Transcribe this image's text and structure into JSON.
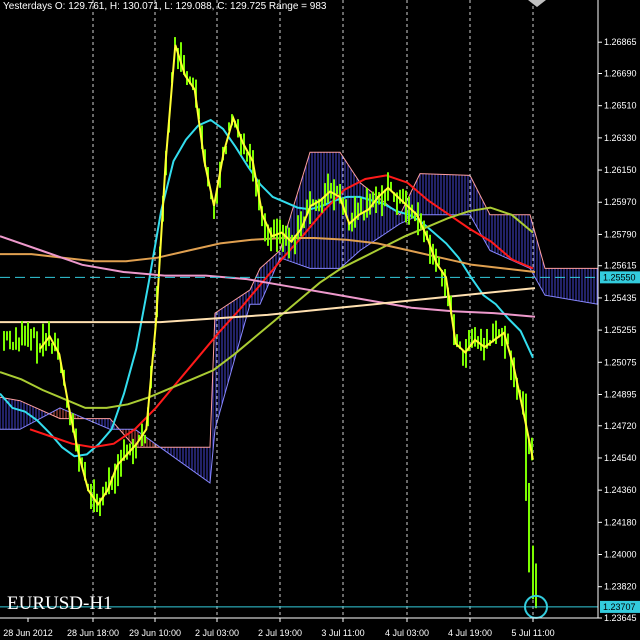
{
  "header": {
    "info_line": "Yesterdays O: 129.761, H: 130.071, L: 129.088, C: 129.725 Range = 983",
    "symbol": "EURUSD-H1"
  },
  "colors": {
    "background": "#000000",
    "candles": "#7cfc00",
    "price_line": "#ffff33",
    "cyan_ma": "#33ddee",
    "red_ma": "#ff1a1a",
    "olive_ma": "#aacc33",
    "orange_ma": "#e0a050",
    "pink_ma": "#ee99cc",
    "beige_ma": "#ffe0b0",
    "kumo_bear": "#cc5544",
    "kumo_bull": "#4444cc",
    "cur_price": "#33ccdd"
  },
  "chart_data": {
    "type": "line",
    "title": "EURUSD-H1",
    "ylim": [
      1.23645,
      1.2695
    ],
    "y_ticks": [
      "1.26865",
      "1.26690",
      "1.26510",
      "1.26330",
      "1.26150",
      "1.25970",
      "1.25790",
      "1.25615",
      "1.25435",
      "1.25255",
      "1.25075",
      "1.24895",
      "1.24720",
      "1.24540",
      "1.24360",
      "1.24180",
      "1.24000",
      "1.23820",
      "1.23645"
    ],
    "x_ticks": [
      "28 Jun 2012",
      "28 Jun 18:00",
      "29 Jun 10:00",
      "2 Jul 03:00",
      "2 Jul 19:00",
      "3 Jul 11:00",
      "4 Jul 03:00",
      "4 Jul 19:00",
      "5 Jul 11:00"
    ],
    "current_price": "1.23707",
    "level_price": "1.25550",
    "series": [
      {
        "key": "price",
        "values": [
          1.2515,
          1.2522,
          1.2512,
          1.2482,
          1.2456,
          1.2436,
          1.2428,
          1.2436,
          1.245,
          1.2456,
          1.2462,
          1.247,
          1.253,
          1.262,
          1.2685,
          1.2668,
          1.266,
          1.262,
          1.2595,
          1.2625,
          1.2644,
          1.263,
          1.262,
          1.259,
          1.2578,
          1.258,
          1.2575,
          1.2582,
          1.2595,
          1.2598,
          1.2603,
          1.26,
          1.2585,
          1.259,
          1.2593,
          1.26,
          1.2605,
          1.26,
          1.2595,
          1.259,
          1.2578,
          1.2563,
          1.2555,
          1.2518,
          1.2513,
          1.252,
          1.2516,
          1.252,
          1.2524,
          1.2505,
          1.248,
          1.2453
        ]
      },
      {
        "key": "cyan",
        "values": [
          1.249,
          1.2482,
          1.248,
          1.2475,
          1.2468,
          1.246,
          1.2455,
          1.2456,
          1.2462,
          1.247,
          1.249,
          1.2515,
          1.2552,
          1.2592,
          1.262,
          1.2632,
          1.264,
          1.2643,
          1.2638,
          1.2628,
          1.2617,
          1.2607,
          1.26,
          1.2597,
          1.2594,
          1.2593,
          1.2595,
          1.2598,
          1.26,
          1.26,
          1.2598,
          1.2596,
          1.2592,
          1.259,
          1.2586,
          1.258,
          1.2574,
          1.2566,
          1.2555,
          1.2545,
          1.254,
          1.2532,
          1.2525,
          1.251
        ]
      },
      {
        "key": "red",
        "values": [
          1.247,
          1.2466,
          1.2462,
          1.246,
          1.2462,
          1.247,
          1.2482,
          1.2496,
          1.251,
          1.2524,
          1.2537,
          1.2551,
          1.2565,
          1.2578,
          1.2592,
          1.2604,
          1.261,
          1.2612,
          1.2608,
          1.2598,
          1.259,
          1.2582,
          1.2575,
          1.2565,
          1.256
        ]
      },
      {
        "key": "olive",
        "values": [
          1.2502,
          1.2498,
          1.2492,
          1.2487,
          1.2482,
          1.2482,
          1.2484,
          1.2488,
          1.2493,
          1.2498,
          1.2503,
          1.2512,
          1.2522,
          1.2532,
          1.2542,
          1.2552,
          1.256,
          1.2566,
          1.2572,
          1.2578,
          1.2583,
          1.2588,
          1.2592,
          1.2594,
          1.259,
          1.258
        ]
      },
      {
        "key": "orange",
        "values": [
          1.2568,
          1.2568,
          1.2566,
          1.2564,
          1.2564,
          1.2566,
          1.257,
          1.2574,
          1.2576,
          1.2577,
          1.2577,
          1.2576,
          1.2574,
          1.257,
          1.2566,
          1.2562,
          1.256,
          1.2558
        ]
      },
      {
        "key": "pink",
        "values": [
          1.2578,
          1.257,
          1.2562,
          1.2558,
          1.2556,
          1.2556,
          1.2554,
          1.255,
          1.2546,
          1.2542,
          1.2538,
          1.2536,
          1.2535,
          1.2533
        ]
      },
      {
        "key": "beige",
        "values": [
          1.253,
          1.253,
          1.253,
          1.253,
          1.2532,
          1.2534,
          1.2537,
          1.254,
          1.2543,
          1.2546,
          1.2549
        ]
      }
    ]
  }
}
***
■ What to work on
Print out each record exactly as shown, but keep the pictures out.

■ Solution to this exercise
Transcribe this image's text and structure into JSON.
{
  "header": {
    "info_line": "Yesterdays O: 129.761, H: 130.071, L: 129.088, C: 129.725 Range = 983",
    "symbol": "EURUSD-H1"
  },
  "colors": {
    "background": "#000000",
    "candles": "#7cfc00",
    "price_line": "#ffff33",
    "cyan_ma": "#33ddee",
    "red_ma": "#ff1a1a",
    "olive_ma": "#aacc33",
    "orange_ma": "#e0a050",
    "pink_ma": "#ee99cc",
    "beige_ma": "#ffe0b0",
    "kumo_bear": "#cc5544",
    "kumo_bull": "#4444cc",
    "cur_price": "#33ccdd"
  },
  "chart_data": {
    "type": "line",
    "title": "EURUSD-H1",
    "ylim": [
      1.23645,
      1.2695
    ],
    "y_ticks": [
      "1.26865",
      "1.26690",
      "1.26510",
      "1.26330",
      "1.26150",
      "1.25970",
      "1.25790",
      "1.25615",
      "1.25435",
      "1.25255",
      "1.25075",
      "1.24895",
      "1.24720",
      "1.24540",
      "1.24360",
      "1.24180",
      "1.24000",
      "1.23820",
      "1.23645"
    ],
    "x_ticks": [
      "28 Jun 2012",
      "28 Jun 18:00",
      "29 Jun 10:00",
      "2 Jul 03:00",
      "2 Jul 19:00",
      "3 Jul 11:00",
      "4 Jul 03:00",
      "4 Jul 19:00",
      "5 Jul 11:00"
    ],
    "current_price": "1.23707",
    "level_price": "1.25550",
    "series": [
      {
        "key": "price",
        "values": [
          1.2515,
          1.2522,
          1.2512,
          1.2482,
          1.2456,
          1.2436,
          1.2428,
          1.2436,
          1.245,
          1.2456,
          1.2462,
          1.247,
          1.253,
          1.262,
          1.2685,
          1.2668,
          1.266,
          1.262,
          1.2595,
          1.2625,
          1.2644,
          1.263,
          1.262,
          1.259,
          1.2578,
          1.258,
          1.2575,
          1.2582,
          1.2595,
          1.2598,
          1.2603,
          1.26,
          1.2585,
          1.259,
          1.2593,
          1.26,
          1.2605,
          1.26,
          1.2595,
          1.259,
          1.2578,
          1.2563,
          1.2555,
          1.2518,
          1.2513,
          1.252,
          1.2516,
          1.252,
          1.2524,
          1.2505,
          1.248,
          1.2453
        ]
      },
      {
        "key": "cyan",
        "values": [
          1.249,
          1.2482,
          1.248,
          1.2475,
          1.2468,
          1.246,
          1.2455,
          1.2456,
          1.2462,
          1.247,
          1.249,
          1.2515,
          1.2552,
          1.2592,
          1.262,
          1.2632,
          1.264,
          1.2643,
          1.2638,
          1.2628,
          1.2617,
          1.2607,
          1.26,
          1.2597,
          1.2594,
          1.2593,
          1.2595,
          1.2598,
          1.26,
          1.26,
          1.2598,
          1.2596,
          1.2592,
          1.259,
          1.2586,
          1.258,
          1.2574,
          1.2566,
          1.2555,
          1.2545,
          1.254,
          1.2532,
          1.2525,
          1.251
        ]
      },
      {
        "key": "red",
        "values": [
          1.247,
          1.2466,
          1.2462,
          1.246,
          1.2462,
          1.247,
          1.2482,
          1.2496,
          1.251,
          1.2524,
          1.2537,
          1.2551,
          1.2565,
          1.2578,
          1.2592,
          1.2604,
          1.261,
          1.2612,
          1.2608,
          1.2598,
          1.259,
          1.2582,
          1.2575,
          1.2565,
          1.256
        ]
      },
      {
        "key": "olive",
        "values": [
          1.2502,
          1.2498,
          1.2492,
          1.2487,
          1.2482,
          1.2482,
          1.2484,
          1.2488,
          1.2493,
          1.2498,
          1.2503,
          1.2512,
          1.2522,
          1.2532,
          1.2542,
          1.2552,
          1.256,
          1.2566,
          1.2572,
          1.2578,
          1.2583,
          1.2588,
          1.2592,
          1.2594,
          1.259,
          1.258
        ]
      },
      {
        "key": "orange",
        "values": [
          1.2568,
          1.2568,
          1.2566,
          1.2564,
          1.2564,
          1.2566,
          1.257,
          1.2574,
          1.2576,
          1.2577,
          1.2577,
          1.2576,
          1.2574,
          1.257,
          1.2566,
          1.2562,
          1.256,
          1.2558
        ]
      },
      {
        "key": "pink",
        "values": [
          1.2578,
          1.257,
          1.2562,
          1.2558,
          1.2556,
          1.2556,
          1.2554,
          1.255,
          1.2546,
          1.2542,
          1.2538,
          1.2536,
          1.2535,
          1.2533
        ]
      },
      {
        "key": "beige",
        "values": [
          1.253,
          1.253,
          1.253,
          1.253,
          1.2532,
          1.2534,
          1.2537,
          1.254,
          1.2543,
          1.2546,
          1.2549
        ]
      }
    ]
  }
}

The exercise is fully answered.